It’s easy to choose the right location for your business if it’s online. All you need is a good website, email, and a phone number and you can be up and running, but when your business is brick and mortar, it’s much more complicated.
I recently was in a community Facebook group for my neighborhood and saw this very question pop up, and it made me think about how much should go into the decision. Years ago, I worked for the corporate office of a franchise and was lucky enough to learn a lot about choosing locations for brick and mortar businesses. It’s hard to get it right, and that’s one of the reasons we see some businesses that seem like they should thrive struggle to survive.
You need foot traffic to sustain most small businesses. You may have a following or have customers who will drive further to see you, but in most cases, your customers will be within 5 miles of your business. Maybe 10 miles at most. Most people aren’t going to drive far out of their way to go to a specific store regularly. They may do it once in a while, but if you want to build customer loyalty and shopping/visit frequency (trust me, you want this), then you need to be convenient. You need to be close to work, close to home, or somewhere in between the two.
When deciding where to open a business, you want to think about who your Ideal Customer is (see how everything comes back to your Ideal Customer? 🤣 but really, it does all come back to them).
Questions to consider:
Let’s pretend our Ideal Customer likes to go out for both lunch and dinner a few times a week because it makes for a more interesting discussion than if they bring their pb&j to work every day. We’ll call our Ideal Customer Bob, and he’s an engineer who has a 45-minute commute to work each day. He likes to get out for lunch but needs it to be quick and easy and close to work because he’s short-staffed and wants the mental break of leaving the office but doesn’t want to fall further behind by being out too long. Long lunches are not his thing. He’s more likely to call in a take out order and run out to pick it up. However, after work or on the weekends, he loves to go out to dinner with his family and have a more leisurely time. He might even have a drink or two at dinner on the weekend.
At lunchtime, Bob wants something super close to work. He wants to drive less than 10 minutes each way because that’s already probably 30 minutes round trip to go pick up food. In the evening, he likes to meet his wife on the way home or go home, change, and then go out to dinner close to home. On the weekends, they’ll venture further and try new places or return to old favorites but all total, they only want to drive about 20 minutes max, unless it’s a special occasion.
Based on the example in the group, the restaurant wants to open for lunch and dinner both, and likely operate 11-9. Since we’re looking to open a restaurant that will be open for lunch and dinner both then we need to have traffic during both meals, which means we need to be adjacent to both businesses and residences.
If we open too close to a corporate center where there aren’t many homes, we will do well at lunch but struggle at dinner because people don’t want to go back after they leave. It’s possible they could build up a great take-out business for dinner, but the dining room will likely be quiet.
If they open too close to the residential areas, then they may do a great business at night and on the weekends but be open and very quiet at lunch.
See the challenge here?
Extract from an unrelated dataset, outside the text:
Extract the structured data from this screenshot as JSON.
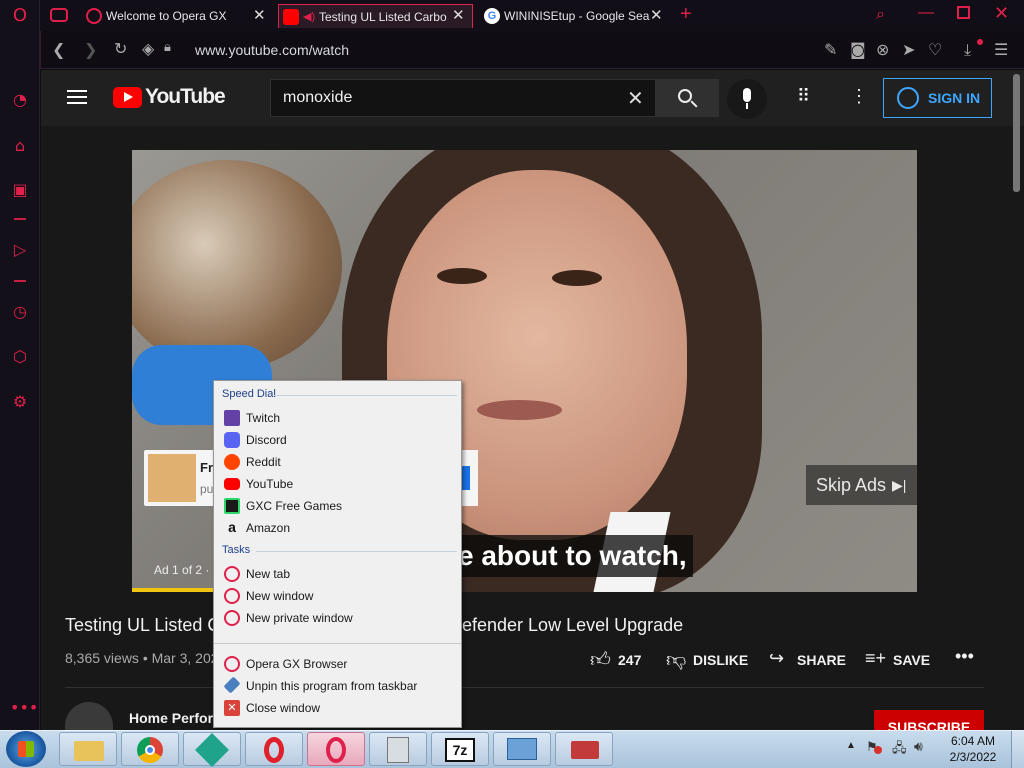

Where do you open your restaurant?
The easiest way is to use your customer data if you have any available. If you have a customer database, find out which ZIP codes your customers come from and start by looking for options in those ZIP codes. This will help you focus on your current customers, and having someone to serve from the beginning helps.
If you don’t have any customer data or are a brand new business then you can start by looking for potential areas in your community where you’d be interested in openings and research to see how many major employers are within a 5 mile radius (10 minute drive) and then see how many residences are within a 10 mile radius (20 minute drive). Pin the locations on your map and draw out the approximate radius and see what areas that includes.
From there, you might even want to drive around those areas on your own. Are there at least three or four large employers in the area? Are there some large housing developments nearby? What are other restaurant options in the area? Who’s going to be your competition? What’s the socio-economic breakdown of your target area? Your Ideal Customer needs to have enough disposable income to go out to eat, or they won’t be coming in your doors. Many businesses focus on households with a family income of $75,000 or more to allow for disposable income. You may not need to go that high for a restaurant, depending on your price point.
Where can you find demographic and sociographic information? You can search it online. The data is generally available by ZIP code. There are multiple sites available. I like the Census.gov site since it’s hopefully, the most accurate source.
In this case, they would likely do best in a shopping center that’s near a Whole Foods, yoga studio, workout place, or other amenities that health-conscious consumers would frequent. They would also likely do well somewhere close to businesses but on the main route home. Being convenient is very important for most consumers.
When you’re choosing a location for your brick and mortar business, you almost can’t know too much about your Ideal Customer. Understanding them well will help. Take a look around your community and see what’s out there. Find a convenient spot, maybe even somewhere they go regularly. If you have questions about this, let me know.